- Throw out old bones
You shouldn’t keep giving your dog the same bone over and over again once it has been chewed out. If they reach the brittle part, it is more likely that the bone will splinter. The bone may also have reduced so much in size that it presents a choking hazard on its own. When a bone is not in use, you can store it in the refrigerator, but you should throw it out after three or four days.
- Give your dog a bone after a meal
After your dog has just eaten, they will be full and less likely to go overboard when chewing on the bone. After all, it is not supposed to be a whole meal in itself.
- Avoid giving bones in certain situations
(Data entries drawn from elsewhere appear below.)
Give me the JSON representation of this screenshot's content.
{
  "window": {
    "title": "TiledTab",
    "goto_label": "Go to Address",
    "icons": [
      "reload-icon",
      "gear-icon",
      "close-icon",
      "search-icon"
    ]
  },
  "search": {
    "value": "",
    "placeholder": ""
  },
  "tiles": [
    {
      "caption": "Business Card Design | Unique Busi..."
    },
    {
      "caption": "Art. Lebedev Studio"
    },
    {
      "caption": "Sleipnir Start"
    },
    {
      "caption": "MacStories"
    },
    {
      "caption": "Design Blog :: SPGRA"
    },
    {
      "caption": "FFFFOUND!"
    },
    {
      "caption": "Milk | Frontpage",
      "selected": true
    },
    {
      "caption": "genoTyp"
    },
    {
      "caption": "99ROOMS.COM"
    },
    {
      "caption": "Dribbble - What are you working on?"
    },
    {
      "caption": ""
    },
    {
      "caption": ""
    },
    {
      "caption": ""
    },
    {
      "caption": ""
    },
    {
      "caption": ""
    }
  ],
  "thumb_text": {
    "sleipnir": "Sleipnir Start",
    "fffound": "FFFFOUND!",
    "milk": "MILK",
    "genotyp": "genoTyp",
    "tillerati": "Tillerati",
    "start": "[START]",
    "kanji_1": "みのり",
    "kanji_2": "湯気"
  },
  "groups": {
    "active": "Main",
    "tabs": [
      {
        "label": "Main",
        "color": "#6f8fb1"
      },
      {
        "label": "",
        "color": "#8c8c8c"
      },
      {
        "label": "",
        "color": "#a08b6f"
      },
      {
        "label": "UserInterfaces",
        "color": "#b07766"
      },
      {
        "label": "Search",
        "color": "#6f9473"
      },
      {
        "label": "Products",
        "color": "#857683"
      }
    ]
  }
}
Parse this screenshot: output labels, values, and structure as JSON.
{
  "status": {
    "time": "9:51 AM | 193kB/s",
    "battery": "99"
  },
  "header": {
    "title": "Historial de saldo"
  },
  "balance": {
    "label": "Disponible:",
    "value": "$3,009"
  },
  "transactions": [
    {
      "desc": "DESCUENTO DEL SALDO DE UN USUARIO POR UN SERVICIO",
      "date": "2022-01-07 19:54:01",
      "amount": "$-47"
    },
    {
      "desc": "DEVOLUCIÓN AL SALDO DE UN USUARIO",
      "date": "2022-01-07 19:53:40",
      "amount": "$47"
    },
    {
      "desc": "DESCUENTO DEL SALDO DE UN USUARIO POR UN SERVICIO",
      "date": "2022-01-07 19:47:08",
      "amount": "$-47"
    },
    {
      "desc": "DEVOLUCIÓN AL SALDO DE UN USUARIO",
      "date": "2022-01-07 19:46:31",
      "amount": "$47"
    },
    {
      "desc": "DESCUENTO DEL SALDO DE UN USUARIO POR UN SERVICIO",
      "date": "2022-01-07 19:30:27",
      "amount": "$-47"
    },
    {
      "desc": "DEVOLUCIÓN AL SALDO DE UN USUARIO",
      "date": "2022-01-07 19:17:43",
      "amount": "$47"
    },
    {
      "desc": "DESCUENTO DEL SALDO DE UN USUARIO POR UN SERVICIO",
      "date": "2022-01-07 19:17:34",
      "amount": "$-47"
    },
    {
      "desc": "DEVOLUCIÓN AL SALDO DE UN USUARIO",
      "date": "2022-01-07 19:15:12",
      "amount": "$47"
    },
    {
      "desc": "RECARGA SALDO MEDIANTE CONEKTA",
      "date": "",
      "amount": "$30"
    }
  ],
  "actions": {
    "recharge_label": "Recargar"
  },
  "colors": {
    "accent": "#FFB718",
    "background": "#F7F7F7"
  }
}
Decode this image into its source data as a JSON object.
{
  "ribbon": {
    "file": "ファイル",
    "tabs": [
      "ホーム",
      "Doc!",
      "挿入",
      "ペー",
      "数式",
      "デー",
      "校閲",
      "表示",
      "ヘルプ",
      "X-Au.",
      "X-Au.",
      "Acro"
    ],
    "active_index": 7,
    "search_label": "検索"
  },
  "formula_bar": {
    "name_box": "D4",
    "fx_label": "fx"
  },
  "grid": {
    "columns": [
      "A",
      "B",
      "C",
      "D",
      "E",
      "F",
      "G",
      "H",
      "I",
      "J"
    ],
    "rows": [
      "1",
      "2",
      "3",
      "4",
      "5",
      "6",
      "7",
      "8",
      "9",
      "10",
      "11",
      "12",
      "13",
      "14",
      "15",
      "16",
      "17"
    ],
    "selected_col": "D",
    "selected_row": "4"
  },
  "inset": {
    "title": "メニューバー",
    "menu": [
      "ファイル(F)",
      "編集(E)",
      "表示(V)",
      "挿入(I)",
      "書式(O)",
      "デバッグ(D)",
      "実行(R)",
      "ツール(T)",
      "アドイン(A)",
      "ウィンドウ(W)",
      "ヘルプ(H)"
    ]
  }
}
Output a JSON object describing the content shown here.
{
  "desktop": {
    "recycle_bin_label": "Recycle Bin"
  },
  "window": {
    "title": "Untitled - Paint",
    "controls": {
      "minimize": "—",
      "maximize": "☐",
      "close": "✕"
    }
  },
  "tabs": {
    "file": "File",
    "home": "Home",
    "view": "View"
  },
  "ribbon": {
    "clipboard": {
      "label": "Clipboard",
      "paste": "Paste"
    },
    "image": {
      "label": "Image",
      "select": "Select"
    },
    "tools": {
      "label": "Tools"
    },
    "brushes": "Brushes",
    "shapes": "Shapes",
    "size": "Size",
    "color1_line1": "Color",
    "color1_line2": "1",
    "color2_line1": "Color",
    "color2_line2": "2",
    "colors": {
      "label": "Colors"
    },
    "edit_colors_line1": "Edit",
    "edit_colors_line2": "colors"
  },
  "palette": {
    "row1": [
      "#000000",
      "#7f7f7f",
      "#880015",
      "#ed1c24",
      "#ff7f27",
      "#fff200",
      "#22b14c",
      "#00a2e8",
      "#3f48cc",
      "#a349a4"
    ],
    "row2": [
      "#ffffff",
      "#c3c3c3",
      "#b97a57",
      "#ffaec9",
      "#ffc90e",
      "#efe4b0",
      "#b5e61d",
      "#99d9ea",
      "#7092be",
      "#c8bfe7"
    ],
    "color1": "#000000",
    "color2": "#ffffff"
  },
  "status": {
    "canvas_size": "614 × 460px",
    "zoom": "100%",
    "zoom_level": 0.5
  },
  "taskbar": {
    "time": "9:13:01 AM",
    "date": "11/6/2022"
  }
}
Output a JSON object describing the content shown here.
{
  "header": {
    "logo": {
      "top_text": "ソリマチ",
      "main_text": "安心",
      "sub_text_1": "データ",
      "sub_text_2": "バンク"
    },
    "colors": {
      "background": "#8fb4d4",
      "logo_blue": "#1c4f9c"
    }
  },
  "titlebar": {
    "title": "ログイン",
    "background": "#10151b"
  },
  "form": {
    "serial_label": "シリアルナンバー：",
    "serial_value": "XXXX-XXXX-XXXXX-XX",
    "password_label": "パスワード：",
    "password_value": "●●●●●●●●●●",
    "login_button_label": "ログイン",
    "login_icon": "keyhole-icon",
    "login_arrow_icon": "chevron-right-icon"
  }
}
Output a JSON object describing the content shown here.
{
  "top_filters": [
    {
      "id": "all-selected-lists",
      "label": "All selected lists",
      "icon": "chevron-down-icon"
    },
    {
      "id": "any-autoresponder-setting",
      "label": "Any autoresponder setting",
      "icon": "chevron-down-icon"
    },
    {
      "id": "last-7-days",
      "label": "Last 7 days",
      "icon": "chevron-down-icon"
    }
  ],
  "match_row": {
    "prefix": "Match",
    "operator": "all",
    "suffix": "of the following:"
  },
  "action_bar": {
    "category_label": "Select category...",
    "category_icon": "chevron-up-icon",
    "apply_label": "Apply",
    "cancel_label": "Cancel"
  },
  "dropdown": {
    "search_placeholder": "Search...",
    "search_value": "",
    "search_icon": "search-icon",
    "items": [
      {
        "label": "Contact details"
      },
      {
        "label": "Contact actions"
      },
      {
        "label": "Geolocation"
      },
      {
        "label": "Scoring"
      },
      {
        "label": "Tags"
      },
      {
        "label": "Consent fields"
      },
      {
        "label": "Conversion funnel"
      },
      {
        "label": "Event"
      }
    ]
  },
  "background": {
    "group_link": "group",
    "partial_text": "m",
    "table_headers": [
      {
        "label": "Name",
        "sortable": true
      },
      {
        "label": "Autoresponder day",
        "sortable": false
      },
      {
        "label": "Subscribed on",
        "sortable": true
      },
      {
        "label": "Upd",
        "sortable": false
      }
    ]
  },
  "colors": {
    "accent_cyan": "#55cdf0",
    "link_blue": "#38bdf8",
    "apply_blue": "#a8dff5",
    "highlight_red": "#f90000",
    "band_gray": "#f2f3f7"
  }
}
We have already talked about how bones aren’t good for dogs who have sensitive stomachs, but you should also avoid offering them to dogs who have recently had restorative dental work. And if your dog is at risk of pancreatitis, you should also steer clear of bones as they are high in fat. If you live in a multi-dog household, you should separate your dogs before throwing any bones into the mix. Territorial behavior can often ensue, which can lead to disagreements and fights.
- Know when to get help
If your dog seems to be in discomfort or they are actually choking, you need to get in touch with your vet, and you may even need to take them into the emergency vet. In some situations, you can provide the Heimlich maneuver. There is detailed advice available online which is worth familiarizing yourself with.
Alternatives to Feeding Your Dog Bones
If your dog is unable to eat bones or you would prefer to avoid them for another reason, there are plenty of other alternatives out there. The most obvious choice is an edible dental bone which is fully digestible. These are specifically designed to mimic the feeling that dogs get when chewing on bones, as well as controlling the buildup of tartar and plaque. If you are looking for one of these bones, make sure to choose one that doesn’t contain anything too unhealthy like additives and preservatives.
The issue of whether or not to feed your dog bones comes down to you. There are arguments for and against doing it, so you should discuss these with your vet if you want more clarity. If you do decide to give your dog a bone, you need to ensure that it is the right size and type. And you should always supervise them closely to ensure their safety.
- Myths and Misconceptions Surrounding Pet Foods – The Ohio State University